Exercise: From the records, pick out and copy each line containing "screenshot".

Exercise input:
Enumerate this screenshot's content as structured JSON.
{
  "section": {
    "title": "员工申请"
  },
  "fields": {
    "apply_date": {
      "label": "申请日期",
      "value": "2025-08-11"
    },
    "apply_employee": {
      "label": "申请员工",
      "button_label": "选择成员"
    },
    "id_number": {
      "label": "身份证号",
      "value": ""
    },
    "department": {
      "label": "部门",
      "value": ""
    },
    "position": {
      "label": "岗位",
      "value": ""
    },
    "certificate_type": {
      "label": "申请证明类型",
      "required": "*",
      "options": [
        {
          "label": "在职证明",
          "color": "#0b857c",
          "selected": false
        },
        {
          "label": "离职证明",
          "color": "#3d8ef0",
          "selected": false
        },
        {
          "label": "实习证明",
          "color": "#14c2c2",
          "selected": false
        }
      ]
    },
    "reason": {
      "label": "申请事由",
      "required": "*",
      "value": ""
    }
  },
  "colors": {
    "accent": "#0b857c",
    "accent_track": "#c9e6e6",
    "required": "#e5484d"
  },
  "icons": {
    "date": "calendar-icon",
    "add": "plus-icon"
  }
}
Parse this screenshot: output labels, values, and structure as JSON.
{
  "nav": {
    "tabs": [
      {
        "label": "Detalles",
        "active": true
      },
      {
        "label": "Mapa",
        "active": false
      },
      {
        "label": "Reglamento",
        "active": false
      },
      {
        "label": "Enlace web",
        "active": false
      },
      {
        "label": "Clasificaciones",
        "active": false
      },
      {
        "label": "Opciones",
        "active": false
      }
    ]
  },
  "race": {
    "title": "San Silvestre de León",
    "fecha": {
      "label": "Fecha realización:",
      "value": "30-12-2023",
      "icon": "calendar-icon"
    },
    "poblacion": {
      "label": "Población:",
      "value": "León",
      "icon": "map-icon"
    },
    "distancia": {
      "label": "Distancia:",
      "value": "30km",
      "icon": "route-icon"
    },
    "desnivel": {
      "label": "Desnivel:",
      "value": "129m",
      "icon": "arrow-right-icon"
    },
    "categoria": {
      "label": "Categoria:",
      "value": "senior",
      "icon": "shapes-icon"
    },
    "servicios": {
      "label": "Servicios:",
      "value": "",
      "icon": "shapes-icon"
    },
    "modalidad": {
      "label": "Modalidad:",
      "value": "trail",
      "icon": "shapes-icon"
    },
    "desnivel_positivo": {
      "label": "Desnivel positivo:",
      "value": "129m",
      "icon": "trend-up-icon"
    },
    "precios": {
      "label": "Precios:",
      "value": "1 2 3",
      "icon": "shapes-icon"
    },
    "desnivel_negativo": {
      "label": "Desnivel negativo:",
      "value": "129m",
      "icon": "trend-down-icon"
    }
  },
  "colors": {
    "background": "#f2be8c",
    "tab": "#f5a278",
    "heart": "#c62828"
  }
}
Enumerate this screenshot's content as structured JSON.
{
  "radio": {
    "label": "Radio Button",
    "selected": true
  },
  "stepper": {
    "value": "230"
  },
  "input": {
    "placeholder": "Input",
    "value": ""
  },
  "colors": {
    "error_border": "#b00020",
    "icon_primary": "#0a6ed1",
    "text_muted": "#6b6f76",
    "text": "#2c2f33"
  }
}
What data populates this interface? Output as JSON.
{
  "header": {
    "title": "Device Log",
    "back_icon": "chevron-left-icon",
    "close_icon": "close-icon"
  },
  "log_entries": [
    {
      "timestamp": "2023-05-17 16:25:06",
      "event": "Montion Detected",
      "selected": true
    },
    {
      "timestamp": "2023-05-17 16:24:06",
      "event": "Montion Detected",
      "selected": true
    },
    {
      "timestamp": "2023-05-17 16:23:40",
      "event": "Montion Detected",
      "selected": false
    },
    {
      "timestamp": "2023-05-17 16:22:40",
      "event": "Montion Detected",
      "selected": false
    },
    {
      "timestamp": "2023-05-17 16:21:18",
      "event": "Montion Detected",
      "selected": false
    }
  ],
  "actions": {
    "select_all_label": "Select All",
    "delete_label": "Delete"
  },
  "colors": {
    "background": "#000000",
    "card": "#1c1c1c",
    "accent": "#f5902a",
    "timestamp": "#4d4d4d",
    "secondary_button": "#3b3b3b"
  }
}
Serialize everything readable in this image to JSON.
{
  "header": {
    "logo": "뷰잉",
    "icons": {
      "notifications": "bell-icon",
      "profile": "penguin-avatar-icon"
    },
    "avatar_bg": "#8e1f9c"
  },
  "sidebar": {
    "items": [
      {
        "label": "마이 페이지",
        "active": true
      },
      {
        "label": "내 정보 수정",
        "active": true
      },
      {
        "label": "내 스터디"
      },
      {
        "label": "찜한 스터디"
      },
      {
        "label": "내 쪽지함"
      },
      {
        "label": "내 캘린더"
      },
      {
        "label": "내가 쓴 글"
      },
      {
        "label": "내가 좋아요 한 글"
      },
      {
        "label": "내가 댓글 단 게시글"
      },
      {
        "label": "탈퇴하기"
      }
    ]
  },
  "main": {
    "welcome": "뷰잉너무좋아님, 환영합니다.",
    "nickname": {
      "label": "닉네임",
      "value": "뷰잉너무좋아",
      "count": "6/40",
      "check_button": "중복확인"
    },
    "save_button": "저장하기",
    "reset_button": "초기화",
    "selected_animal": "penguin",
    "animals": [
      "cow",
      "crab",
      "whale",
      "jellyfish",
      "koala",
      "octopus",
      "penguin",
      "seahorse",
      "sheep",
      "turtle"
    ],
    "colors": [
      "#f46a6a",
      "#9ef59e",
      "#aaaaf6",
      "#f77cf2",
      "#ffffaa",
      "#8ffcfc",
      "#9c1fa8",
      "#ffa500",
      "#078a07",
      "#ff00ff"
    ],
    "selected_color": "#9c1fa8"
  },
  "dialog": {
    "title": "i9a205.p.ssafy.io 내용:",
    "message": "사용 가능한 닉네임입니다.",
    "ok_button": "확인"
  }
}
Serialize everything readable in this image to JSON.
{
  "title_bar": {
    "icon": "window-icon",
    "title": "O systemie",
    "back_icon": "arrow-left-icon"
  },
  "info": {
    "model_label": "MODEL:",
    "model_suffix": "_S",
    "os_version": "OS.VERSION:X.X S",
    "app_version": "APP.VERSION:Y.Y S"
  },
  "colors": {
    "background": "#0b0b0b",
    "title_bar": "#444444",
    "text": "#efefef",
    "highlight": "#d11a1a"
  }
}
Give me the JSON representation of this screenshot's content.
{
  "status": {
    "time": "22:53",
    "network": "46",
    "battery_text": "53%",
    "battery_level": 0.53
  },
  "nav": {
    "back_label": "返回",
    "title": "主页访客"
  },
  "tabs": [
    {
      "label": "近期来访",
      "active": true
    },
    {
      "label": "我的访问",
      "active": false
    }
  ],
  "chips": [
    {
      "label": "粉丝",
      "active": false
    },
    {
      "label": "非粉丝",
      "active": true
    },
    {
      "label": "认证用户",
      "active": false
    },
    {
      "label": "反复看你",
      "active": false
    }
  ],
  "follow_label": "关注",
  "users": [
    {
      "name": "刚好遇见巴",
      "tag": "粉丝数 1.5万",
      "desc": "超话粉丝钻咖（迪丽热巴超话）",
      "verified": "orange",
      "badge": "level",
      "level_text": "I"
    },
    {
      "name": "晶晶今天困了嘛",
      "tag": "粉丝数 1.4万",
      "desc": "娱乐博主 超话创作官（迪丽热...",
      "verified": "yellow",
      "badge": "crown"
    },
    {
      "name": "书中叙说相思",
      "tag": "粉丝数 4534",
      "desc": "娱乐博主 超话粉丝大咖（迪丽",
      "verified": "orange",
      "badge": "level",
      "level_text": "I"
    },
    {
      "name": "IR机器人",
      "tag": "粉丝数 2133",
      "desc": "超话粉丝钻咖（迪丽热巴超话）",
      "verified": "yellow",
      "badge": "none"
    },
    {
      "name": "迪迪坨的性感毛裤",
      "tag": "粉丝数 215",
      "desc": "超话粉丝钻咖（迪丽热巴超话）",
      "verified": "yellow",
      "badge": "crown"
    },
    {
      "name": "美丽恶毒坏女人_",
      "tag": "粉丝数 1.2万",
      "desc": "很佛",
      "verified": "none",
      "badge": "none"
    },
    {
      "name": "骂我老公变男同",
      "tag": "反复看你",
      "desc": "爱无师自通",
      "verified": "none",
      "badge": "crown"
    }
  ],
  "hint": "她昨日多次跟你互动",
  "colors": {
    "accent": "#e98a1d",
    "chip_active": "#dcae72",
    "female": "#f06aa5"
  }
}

Response:
Enumerate this screenshot's content as structured JSON.
Parse this screenshot: output labels, values, and structure as JSON.
Enumerate this screenshot's content as structured JSON.
Give me the JSON representation of this screenshot's content.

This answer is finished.